Ralph Bellamy gets top billing here, but he doesn’t deserve it. I’m always stunned when, with a reasonably early feature motion picture like Before Midnight, the filmmakers are clearly exhausted with the genre.
Midnight‘s a big house mystery (enclosed setting, certain number of suspects) but the opening establishes the majority of the film is set sometime in the past. Bellamy’s character could have died of old age for all the audience knows, as there’s one guy telling another a story about this great mystery, which we then see.
The mystery seems like it might be an interesting one for a while, as Bellamy interrogates each suspect, one by one; it seems like he’s going to solve the case out based on the interviews, a unique film approach.
Instead, Bellamy amiably investigates in the standard mystery fashion, giving some of the supporting cast a little time to themselves. Unfortunately, the supporting cast is boring and–even at only an hour–the film feels way too long. Because of the structure, the suspects don’t have any subplots not related directly to the murder and, because he’s not really a character, Bellamy doesn’t get a love interest. It’s all about the mystery.
And the mystery isn’t bad, just not good enough to carry the entire hour.
Hillyer’s a rather indistinct director. I don’t remember a single well-directed moment in the film (but no badly directed ones either).
Good performances from June Collyer, Claude Gillingwater, Betty Blythe and Otto Yamaoka help a lot.
Directed by Lambert Hillyer; written by Robert Quigley; director of photography, John Stumar; edited by Otto Meyer; released by Columbia Pictures.

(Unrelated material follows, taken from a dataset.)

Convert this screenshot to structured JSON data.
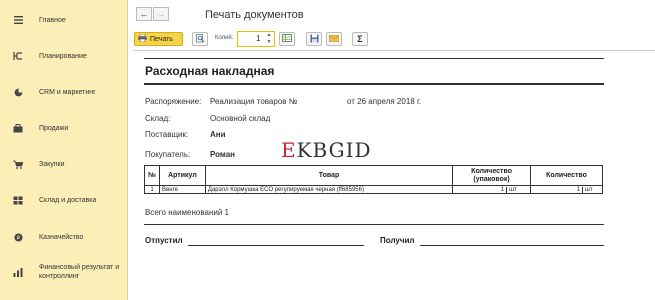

Starring Ralph Bellamy (Inspector Steve Trent), June Collyer (Janet Holt), Claude Gillingwater (John Fry), Bradley Page (Howard B. Smith), Betty Blythe (Mavis Fry), Arthur Pierson (Doctor David R. Marsh), George Cooper (Stubby), William Jeffrey (Edward Arnold), Joseph Crehan (Captain Frank Flynn) and Otto Yamaoka (Kono).